Building work on Sigismondo Malatesta’s residence-fortress began in 1437 and lasted around 15 years. Today, unfortunately only the central nucleus remains. The castle appears on numerous Malatesta medals as well as on Piero della Francesca’s fresco in the Malatesta Temple where it is depicted with towers, walls, a wide moat and an imposing keep. On the inscription at the entrance, Sigismondo claims responsibility for the building ex fundaments, but it actually incorporated several older buildings. In the 17th century, the building became a Papal fortress and was then used as a prison until 1967. Nowadays, it is the prestigious venue for numerous cultural events.
The heart of medieval Piazza Cavour is the fountain, which also features in the painting of the city housed in the Malatesta Temple. Even Leonardo da Vinci was enchanted by the harmony of the waterspouts when he passed through Rimini in 1502. Giovanni Carrari from Bergamo restored it after damage caused in 1540 by fireworks placed in the tub to celebrate a high prelate lending it its present shape, which respects the original ancient layout. A statue of Saint Paul once crowned the fountain but was replaced in the nineteenth century by the ‘Pigna’ (pine cone) that gives the fountain its name.
Rimini’s Piazza Cavour photo © Paolo Marini
The Amphitheatre, which dates from the second century as a coin of the Emperor Hadrian found buried in the walls testifies, was situated close to where the coast once was. It was originally a sombre brick structure, consisting of two superimposed orders with a colonnade of 60 arches.
It was an extremely impressive sight, particularly when approaching from the sea.
The Amphitheatre was elliptical-shaped and measured 117.7 x 88 meters while the arena was 73 x 44 meters wide, almost the same as those found in the great amphitheatres. Gladiatorial events held here drew at least 15,000 spectators at a time.
Rimini’s Tiberio Bridge photo © Paolo Marini
As the inscription on the internal parapets recalls, work on the bridge over the Marecchia River, then known as Ariminus, began under the Emperor Augustus in 14 A.D. and was completed under Tiberius in 21 A.D.
The bridge still connects the city center to Borgo San Giuliano and leads to the consular roads Via Emilia and Via Popilia that lead north. Built in Istria stone, the bridge consists of five arches that rest on massive pillars with breakwater spurs set at an oblique angle with respect to the bridge’s axis in order to follow the current.
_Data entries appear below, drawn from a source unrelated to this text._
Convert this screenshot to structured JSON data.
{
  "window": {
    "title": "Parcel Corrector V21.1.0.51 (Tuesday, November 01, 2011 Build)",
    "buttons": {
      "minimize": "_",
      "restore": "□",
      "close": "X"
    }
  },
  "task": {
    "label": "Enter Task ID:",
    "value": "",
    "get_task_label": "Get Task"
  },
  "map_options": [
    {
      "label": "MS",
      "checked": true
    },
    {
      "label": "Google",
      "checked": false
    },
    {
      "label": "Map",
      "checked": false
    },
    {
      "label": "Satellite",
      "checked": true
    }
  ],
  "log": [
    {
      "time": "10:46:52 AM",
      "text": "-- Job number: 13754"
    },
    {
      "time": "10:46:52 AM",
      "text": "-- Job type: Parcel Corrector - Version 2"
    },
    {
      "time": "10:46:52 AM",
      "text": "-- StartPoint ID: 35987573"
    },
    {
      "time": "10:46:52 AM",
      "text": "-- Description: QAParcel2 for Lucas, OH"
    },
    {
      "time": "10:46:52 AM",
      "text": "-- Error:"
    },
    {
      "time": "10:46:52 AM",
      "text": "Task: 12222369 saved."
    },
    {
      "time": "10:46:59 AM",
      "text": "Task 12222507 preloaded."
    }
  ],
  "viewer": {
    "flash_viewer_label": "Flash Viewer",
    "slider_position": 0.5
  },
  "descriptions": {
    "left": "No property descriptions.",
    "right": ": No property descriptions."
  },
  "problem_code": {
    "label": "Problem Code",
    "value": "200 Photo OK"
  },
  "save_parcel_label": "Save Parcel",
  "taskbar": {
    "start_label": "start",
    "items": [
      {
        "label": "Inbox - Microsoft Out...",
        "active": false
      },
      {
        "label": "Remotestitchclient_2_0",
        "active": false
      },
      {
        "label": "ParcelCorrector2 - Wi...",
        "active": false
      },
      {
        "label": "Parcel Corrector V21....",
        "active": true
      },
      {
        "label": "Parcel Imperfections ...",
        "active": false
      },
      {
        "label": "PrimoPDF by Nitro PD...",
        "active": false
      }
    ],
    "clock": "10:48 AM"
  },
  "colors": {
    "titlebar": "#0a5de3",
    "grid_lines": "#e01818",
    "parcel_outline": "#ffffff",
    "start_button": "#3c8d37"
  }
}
The bridge’s structure on the other hand, rests on a practical system of wooden poles.
Courtesy of Rimini Tourist Board